* **TASK INSTRUCTIONS**
Whenever a line contains the string "TRÌNH", copy it out of the entries.

Records excerpted from a collection:

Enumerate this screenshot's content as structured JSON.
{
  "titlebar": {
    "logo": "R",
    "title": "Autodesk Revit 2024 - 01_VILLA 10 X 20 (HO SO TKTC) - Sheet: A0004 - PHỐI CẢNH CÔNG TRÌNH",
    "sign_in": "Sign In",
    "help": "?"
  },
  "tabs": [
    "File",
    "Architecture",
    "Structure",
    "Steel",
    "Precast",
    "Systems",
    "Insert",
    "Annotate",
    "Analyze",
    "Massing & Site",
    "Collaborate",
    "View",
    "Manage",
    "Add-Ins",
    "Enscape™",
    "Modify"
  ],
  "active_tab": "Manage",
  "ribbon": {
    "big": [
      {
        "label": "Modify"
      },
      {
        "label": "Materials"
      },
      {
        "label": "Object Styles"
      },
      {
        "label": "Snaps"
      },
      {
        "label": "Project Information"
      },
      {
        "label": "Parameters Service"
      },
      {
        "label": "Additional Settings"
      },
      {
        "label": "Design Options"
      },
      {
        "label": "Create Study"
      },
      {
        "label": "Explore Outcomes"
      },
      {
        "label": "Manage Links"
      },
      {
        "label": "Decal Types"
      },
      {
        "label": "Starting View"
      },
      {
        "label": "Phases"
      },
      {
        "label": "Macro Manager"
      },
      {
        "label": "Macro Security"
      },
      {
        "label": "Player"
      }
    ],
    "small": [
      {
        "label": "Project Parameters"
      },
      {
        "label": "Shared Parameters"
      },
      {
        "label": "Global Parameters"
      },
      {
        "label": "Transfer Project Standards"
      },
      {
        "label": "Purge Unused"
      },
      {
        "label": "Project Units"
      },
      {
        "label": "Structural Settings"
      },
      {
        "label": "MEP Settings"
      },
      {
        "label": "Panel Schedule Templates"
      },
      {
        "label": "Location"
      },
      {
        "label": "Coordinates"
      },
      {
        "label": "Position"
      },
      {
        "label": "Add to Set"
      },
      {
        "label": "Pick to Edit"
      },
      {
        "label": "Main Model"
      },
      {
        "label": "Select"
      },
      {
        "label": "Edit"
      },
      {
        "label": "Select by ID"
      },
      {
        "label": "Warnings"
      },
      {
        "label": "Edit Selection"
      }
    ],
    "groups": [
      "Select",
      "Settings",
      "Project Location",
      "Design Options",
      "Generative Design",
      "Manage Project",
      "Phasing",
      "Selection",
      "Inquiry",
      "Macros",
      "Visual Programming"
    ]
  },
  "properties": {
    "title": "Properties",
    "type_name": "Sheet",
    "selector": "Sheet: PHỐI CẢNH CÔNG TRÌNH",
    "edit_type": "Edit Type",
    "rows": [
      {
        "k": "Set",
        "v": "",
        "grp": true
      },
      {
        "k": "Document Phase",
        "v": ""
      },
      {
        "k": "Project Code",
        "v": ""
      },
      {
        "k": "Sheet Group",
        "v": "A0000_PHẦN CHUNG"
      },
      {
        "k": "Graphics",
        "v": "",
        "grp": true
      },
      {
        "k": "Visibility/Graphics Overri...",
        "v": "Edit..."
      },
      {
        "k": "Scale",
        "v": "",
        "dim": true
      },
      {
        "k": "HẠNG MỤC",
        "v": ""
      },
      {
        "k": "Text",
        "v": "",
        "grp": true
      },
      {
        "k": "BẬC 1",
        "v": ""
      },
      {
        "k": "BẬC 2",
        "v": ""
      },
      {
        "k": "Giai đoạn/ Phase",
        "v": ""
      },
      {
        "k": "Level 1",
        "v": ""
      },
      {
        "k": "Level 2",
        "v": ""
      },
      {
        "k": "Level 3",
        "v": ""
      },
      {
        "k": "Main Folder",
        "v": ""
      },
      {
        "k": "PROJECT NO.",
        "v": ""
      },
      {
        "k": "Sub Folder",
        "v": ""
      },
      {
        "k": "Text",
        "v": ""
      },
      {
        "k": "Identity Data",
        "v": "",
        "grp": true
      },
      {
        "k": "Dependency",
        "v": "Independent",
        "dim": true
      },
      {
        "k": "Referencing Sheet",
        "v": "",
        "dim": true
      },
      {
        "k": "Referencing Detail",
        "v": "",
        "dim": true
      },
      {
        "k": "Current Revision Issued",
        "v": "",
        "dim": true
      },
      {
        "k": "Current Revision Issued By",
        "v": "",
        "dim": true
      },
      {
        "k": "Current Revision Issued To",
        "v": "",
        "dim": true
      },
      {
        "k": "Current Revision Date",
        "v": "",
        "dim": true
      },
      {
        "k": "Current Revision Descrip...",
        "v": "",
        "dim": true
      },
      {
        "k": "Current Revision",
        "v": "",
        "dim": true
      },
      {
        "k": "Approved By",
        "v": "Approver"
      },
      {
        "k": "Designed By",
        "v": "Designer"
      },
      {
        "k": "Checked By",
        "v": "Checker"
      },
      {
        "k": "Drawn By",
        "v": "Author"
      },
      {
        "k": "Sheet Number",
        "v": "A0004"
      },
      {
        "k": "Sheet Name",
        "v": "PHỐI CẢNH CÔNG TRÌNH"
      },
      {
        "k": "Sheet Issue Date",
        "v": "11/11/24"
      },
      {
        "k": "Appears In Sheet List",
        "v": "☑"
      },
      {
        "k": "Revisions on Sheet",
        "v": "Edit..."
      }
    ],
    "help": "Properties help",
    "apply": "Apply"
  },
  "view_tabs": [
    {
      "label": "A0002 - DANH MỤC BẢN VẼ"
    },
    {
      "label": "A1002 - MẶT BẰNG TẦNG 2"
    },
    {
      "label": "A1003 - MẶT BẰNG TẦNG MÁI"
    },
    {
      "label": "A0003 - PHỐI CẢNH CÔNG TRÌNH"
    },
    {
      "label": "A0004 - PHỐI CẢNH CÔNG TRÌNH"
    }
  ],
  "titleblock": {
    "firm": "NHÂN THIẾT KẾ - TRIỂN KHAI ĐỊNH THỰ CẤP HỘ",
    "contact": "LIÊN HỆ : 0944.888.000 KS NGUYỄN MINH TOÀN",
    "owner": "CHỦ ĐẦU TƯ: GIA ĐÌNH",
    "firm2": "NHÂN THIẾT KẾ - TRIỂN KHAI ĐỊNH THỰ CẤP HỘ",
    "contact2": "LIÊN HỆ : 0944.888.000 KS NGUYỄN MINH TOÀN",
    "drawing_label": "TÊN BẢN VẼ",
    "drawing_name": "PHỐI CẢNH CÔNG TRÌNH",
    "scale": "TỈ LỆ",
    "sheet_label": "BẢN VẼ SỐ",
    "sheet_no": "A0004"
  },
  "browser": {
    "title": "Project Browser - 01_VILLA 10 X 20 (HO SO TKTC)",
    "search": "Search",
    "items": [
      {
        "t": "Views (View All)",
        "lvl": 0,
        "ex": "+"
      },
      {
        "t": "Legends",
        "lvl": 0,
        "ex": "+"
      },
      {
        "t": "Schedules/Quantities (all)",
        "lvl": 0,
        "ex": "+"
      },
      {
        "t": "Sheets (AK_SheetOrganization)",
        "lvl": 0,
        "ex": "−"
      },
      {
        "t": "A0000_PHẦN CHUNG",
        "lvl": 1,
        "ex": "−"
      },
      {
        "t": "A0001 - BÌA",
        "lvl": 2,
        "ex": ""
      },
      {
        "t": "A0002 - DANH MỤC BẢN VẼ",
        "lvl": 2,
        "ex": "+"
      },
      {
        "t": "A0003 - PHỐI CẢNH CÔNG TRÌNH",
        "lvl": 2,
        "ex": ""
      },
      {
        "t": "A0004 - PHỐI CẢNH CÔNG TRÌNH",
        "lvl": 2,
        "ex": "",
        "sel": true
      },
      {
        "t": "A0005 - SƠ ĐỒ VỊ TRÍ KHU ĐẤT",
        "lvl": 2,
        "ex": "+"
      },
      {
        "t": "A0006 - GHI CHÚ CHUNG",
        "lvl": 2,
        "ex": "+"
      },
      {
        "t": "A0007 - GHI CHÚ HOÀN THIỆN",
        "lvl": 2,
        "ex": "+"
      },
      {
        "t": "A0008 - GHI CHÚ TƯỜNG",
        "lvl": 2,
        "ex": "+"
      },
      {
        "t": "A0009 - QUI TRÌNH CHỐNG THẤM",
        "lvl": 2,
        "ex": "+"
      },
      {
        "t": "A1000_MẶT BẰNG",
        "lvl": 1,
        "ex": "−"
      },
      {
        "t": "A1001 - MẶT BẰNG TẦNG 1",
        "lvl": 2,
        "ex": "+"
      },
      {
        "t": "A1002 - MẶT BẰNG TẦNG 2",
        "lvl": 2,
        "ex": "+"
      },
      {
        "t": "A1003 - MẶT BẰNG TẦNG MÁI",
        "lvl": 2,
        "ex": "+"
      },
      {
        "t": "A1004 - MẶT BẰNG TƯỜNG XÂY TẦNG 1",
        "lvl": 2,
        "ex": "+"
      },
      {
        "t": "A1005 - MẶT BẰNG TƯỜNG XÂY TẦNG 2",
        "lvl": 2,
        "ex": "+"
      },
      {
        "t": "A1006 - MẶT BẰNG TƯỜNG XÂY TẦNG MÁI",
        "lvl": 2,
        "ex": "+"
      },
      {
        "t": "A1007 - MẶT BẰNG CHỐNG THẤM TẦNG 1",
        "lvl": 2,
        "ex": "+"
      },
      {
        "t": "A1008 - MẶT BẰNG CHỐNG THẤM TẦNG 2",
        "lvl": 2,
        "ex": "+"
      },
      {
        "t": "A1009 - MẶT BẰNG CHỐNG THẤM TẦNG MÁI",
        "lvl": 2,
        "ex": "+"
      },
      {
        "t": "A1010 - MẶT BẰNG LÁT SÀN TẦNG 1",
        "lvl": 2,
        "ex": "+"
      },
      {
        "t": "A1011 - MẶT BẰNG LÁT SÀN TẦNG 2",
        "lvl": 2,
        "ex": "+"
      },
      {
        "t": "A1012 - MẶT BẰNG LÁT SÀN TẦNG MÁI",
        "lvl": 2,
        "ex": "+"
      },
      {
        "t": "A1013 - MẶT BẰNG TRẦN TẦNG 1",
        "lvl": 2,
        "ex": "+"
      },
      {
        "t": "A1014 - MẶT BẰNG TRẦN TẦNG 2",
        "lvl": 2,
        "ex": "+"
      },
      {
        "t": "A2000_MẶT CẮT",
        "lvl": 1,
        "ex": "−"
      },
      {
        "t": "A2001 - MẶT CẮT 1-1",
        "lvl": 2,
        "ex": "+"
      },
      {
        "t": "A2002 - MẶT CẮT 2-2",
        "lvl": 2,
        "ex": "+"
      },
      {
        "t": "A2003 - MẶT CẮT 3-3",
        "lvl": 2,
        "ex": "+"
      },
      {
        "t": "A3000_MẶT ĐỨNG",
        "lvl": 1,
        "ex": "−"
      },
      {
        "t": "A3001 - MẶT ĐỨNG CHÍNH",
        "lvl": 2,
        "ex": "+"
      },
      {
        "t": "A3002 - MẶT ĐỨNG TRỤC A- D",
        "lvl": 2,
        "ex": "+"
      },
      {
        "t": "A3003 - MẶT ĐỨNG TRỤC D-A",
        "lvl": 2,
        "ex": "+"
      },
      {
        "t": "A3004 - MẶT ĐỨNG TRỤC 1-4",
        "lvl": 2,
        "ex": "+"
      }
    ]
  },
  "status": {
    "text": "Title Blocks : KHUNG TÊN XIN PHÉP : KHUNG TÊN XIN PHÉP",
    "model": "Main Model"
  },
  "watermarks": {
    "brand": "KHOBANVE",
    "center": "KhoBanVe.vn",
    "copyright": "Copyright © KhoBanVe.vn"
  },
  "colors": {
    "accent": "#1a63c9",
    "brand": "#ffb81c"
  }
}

* **SOLUTION TO THIS TASK**
    "title": "Autodesk Revit 2024 - 01_VILLA 10 X 20 (HO SO TKTC) - Sheet: A0004 - PHỐI CẢNH CÔNG TRÌNH",
    "selector": "Sheet: PHỐI CẢNH CÔNG TRÌNH",
        "v": "PHỐI CẢNH CÔNG TRÌNH"
      "label": "A0003 - PHỐI CẢNH CÔNG TRÌNH"
      "label": "A0004 - PHỐI CẢNH CÔNG TRÌNH"
    "drawing_name": "PHỐI CẢNH CÔNG TRÌNH",
        "t": "A0003 - PHỐI CẢNH CÔNG TRÌNH",
        "t": "A0004 - PHỐI CẢNH CÔNG TRÌNH",
        "t": "A0009 - QUI TRÌNH CHỐNG THẤM",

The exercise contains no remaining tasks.